Timeless voices still echo within the ruins of the Flavian Amphitheater: that ones of the people who rejoiced, suffered or gazed there in wonder, and that ones of the people who dreamed of the greatness of Ancient Rome, who painted their visions or filled sheets of papers with passionate verses. The nocturnal splendor of the Colosseum also charmed the alienated and mysterious soul of Edgar Allan Poe, the eerie giant of American literature.
Lone ampitheatre! Grey Coliseum!
Type of the antique Rome! Rich reliquary
Of lofty contemplation left to Time
By buried centuries of pomp and power!
At length, at length — after so many days
Of weary pilgrimage, and burning thirst,
(Thirst for the springs of love [lore] that in thee lie,)
I kneel, an altered, and an humble man,
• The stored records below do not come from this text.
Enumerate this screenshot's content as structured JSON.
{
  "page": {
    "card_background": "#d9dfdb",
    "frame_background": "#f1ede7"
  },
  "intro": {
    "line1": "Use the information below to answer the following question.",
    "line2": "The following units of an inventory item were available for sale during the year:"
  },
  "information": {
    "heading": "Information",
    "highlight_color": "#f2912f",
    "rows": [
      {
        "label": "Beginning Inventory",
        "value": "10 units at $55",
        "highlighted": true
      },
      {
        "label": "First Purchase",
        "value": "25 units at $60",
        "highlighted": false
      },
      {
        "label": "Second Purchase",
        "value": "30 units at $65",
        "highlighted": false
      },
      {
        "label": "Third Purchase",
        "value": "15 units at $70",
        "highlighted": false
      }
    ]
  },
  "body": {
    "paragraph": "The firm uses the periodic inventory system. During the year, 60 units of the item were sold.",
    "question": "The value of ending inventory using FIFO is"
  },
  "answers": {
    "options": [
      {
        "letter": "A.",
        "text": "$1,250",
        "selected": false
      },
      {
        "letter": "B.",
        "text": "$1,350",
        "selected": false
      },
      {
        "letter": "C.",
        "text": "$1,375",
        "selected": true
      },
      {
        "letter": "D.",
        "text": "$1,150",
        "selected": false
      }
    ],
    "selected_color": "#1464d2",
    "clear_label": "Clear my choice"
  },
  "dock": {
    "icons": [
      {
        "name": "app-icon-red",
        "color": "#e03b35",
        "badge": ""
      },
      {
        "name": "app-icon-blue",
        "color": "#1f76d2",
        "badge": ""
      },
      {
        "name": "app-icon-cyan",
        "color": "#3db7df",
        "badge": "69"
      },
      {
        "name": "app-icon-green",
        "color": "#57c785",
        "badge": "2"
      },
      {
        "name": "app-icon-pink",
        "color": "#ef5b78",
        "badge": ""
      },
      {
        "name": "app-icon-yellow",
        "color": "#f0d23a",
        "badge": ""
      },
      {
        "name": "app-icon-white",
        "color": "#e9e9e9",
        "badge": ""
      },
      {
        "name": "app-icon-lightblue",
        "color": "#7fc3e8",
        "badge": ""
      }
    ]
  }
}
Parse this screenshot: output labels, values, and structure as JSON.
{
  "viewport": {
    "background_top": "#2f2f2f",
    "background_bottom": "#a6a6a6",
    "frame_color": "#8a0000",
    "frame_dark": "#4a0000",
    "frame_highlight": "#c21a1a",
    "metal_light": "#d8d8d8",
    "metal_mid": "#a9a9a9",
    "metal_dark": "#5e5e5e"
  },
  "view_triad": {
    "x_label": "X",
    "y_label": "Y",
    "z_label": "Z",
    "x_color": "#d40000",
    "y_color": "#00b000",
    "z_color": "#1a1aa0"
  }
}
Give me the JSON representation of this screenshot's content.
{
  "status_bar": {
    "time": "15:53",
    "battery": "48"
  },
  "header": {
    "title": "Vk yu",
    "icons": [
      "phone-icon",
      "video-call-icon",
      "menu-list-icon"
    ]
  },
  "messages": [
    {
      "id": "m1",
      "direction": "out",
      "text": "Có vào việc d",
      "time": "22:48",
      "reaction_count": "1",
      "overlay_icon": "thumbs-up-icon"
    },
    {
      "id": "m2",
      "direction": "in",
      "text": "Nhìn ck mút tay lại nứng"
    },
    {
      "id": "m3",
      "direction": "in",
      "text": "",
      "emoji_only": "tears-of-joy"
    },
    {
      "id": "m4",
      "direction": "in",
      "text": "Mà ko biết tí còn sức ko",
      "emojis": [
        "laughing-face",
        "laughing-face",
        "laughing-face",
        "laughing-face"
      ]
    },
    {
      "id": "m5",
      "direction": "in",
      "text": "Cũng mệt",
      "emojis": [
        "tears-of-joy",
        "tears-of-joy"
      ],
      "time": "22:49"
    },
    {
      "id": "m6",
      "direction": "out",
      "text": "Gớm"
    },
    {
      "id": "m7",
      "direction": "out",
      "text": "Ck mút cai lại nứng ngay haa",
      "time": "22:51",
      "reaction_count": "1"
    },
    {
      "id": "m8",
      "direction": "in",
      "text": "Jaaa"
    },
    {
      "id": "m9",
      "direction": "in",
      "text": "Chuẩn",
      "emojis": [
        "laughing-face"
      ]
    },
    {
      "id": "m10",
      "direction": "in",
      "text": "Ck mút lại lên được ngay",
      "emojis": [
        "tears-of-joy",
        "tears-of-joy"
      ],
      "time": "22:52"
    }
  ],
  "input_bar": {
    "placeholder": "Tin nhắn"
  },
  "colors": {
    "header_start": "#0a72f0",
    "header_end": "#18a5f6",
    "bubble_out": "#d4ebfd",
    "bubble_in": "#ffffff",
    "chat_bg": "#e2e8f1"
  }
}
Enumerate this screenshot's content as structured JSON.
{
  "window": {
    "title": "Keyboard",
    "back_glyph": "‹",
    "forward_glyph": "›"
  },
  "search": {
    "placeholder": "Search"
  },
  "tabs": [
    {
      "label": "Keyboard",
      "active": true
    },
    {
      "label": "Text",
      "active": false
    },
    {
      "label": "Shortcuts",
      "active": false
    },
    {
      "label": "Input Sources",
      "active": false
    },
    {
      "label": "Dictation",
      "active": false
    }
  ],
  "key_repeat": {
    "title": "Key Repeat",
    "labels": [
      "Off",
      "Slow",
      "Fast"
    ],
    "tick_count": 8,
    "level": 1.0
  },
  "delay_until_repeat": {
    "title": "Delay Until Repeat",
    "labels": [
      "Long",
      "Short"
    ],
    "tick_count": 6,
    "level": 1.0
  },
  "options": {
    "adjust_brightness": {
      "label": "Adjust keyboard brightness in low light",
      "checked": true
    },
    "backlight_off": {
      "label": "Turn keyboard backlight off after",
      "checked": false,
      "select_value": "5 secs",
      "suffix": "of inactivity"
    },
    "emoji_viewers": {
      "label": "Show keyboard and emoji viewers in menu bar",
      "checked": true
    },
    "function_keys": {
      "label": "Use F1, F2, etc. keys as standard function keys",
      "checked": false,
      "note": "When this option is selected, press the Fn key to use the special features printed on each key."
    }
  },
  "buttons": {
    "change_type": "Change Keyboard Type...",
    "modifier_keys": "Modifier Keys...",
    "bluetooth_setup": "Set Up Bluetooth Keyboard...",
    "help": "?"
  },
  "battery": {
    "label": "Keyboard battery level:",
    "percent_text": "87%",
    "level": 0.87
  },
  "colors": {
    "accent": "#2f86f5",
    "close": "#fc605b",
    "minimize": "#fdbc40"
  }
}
Amid thy shadows, and so drink within
My very soul thy grandeur, gloom, and glory.
Vastness! and Age! and Memories of Eld!
Silence and Desolation! and dim Night!
Gaunt vestibules! and phantom-peopled aisles!
I feel ye now: I feel ye in your strength!
O spells more sure then [than] e’er Judæan king
Taught in the gardens of Gethsemane!
O charms more potent than the rapt Chaldee
Ever drew down from out the quiet stars!
Here, where a hero fell, a column falls:
Here, where the mimic eagle glared in gold,
A midnight vigil holds the swarthy bat:
Here, where the dames of Rome their yellow hair
Wav’d to the wind, now wave the reed and thistle:
Here, where on ivory couch the Cæsar sate,
On bed of moss lies gloating the foul adder:
Here, where on golden throne the monarch loll’d,
Glides spectre-like unto his marble home,
Lit by the wan light of the horned moon,
The swift and silent lizard of the stones.
These crumbling walls; these tottering arcades;
These mouldering plinths; these sad, and blacken’d shafts;
These vague entablatures; this broken frieze;
These shattered cornices; this wreck; this ruin;
These stones, alas! — these grey stones — are they all;
All of the great and the colossal left
By the corrosive hours to Fate and me?
“Not all,” — the echoes answer me; “not all:
Prophetic sounds, and loud, arise forever
From us, and from all ruin, unto the wise,
As in old days from Memnon to the sun.
We rule the hearts of mightiest men: — we rule
With a despotic sway all giant minds.
We are not desolate — we pallid stones;
Not all our power is gone; not all our Fame;
Not all the magic of our high renown;
Not all the wonder that encircles us;
Not all the mysteries that in us lie;
Not all the memories that hang upon,
And cling around about us now and ever,
And clothe us in a robe of more than glory.”
Edgar Allan Poe (Boston, 1809 – Baltimore, 1849)
Considered by its own author as one of his best poems in a 1844 letter to James Russell Lowell, the lyric poem on “The Coliseum” firstly appeared on the 26th October 1833 issue of the Baltimore Saturday Visiter, together with the “MS. Found in a Bottle”, which was awarded a prize as the best short story in the contest sponsored by the literary journal. Recalling the ancient poetics of ruins, here Poe evokes the grandiose atmosphere lingering on the Colosseum, imaging himself as a traveler who contemplates the majestic monument through the gloom at the end of a long and tiring journey. Notwithstanding those imposing yet decaying ruins represent the downfall of Ancient Rome, “prophetic sounds” still endure and remind every wise man to understand that more than the past glory survive: not all the power, wonder and memories are gone.
This poem was later revised and republished, then it was incorporated in “Politian”, a melodrama set in 16th century Rome and the only known play written by Poe, which was underway at that time and never completed.